7. The Dogs That Chase Bicycle Wheels, Ilse Pedler
Beautifully evocative of life on a sailboat, Lynne Hjelmgaard’s poems trace a journey this much-travelled author took on a sailboat to the Caribbean and back to Europe with her husband.
The couple’s relationship is poised on tensions, beautifully observed, as masculine/ feminine, the need to assert and/or withdraw in the face of the turbulent seascape. The paradise-like destination is reached and later we learn that life goes on, there is illness and loss, and in the final section, the tone becomes movingly elegiac.
Hjelmgaard’s poems are beautifully poised, full of clear-eyed and frequently humorous observations.

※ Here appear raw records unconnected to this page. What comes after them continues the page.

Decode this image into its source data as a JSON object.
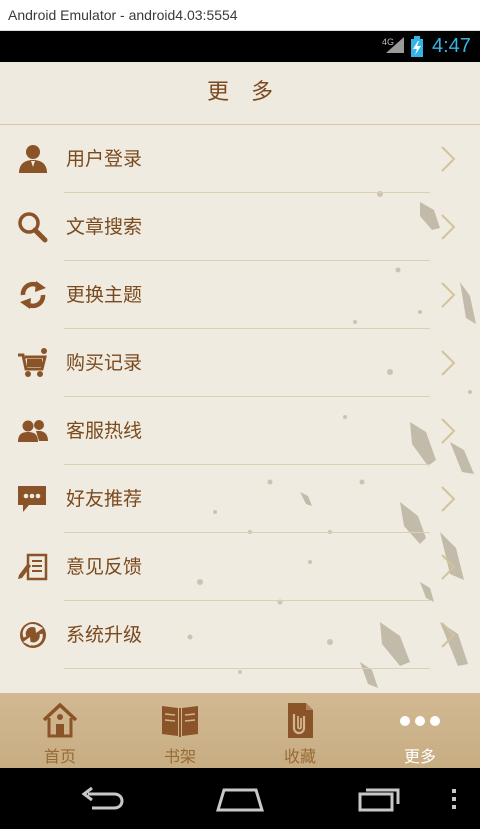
{
  "window": {
    "title": "Android Emulator - android4.03:5554"
  },
  "status_bar": {
    "network": "4G",
    "time": "4:47"
  },
  "header": {
    "title": "更多"
  },
  "menu": {
    "items": [
      {
        "label": "用户登录",
        "icon": "user-icon"
      },
      {
        "label": "文章搜索",
        "icon": "search-icon"
      },
      {
        "label": "更换主题",
        "icon": "refresh-icon"
      },
      {
        "label": "购买记录",
        "icon": "shopping-cart-icon"
      },
      {
        "label": "客服热线",
        "icon": "customer-service-icon"
      },
      {
        "label": "好友推荐",
        "icon": "chat-bubble-icon"
      },
      {
        "label": "意见反馈",
        "icon": "feedback-icon"
      },
      {
        "label": "系统升级",
        "icon": "upgrade-icon"
      }
    ]
  },
  "tabs": [
    {
      "label": "首页",
      "icon": "home-icon",
      "active": false
    },
    {
      "label": "书架",
      "icon": "open-book-icon",
      "active": false
    },
    {
      "label": "收藏",
      "icon": "favorites-icon",
      "active": false
    },
    {
      "label": "更多",
      "icon": "more-dots-icon",
      "active": true
    }
  ],
  "colors": {
    "accent": "#7a4a1e",
    "tab_bar": "#ccb189",
    "page_bg": "#f0ebe0",
    "clock": "#35b5e5"
  }
}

Her work is full of sentiment without being sentimental. We hope you enjoy your trip on A Boat Called Annalise.
8. Murder at the Star:Who Killed Thomas Thomas?, Steve Adams
The murder of God-fearing, bible-quoting, partially deaf Thomas Thomas at the branch of Star Stores he managed in Garnant, South Wales has remained an unsolved mystery since it happened in 1921. His body was found on the morning of Sunday February 13th, his head smashed, his throat cut and with a stab wound to the stomach, any of which could have killed him. Over £126 was missing from the store safe, yet there were oddities about the attack which suggested this was more than a robbery that went tragically wrong: Thomas had been gagged with cheese, and there was no tear in his trousers, shirt and waistcoat above the stab wound. What circumstances could explain these things?
Garnant was in shock, and Scotland Yard arrived in the form of DI George Nicholls. A number of suspects were identified but none seemed to have the telling combination of motive and opportunity. Despite the expertise of Nicholls the case was eventually abandoned and the killer’s secret died with him.
Until now. In classic cold case fashion journalist Steve Adams’s extensive researches have finally identified the killer, who is revealed at the end of the book, after a thorough reconstruction of the murder and the subsequent investigation.
9. The Way the Crocodile Taught Me, Katrina Naomi
Katrina Naomi’s new poetry collection, The Way the Crocodile Taught Me, is a heartfelt and tragi-comic portrayal of a fraught childhood and adolescence. Central to the book are two sequences: one about an awful stepfather, and the other about a kindly but also comically old-fashioned grandmother. A mother appears, distant, glamorous as a film star. An absent father is also a dream: “After my father left, I grew/ a battery of hearts,/ felt each of them beat,/ like doves in a casket/”. These family poems are both heartbreaking and often hilarious, sometimes both at once as in ‘Portrait of my Stepfather as a Xmas Tree’.
10. The World, The Lizard and Me, Gil Courtemanche
A novel of testament to the children caught up in the civil wars of Central Africa, The World, the Lizard and Me follows criminal investigator Claude Tremblay as he pursues a warlord charged with creating child soldiers in the Congo.
Defeated in court by a legal technicality, Claude abandons his usual professional detachment and decides to act alone. He finds himself in the growing chaos of the mining town of Bunia, searching for more evidence and eventually encountering Kabanga. Pitched from distant observation into the grim reality of an African power struggle, he is confronted by a form of justice different from any he has experienced before. He also encounters at first hand the results of the inhumanity of the lives of child soldiers, and is forced to reconsider the nature of love and the notion of normality.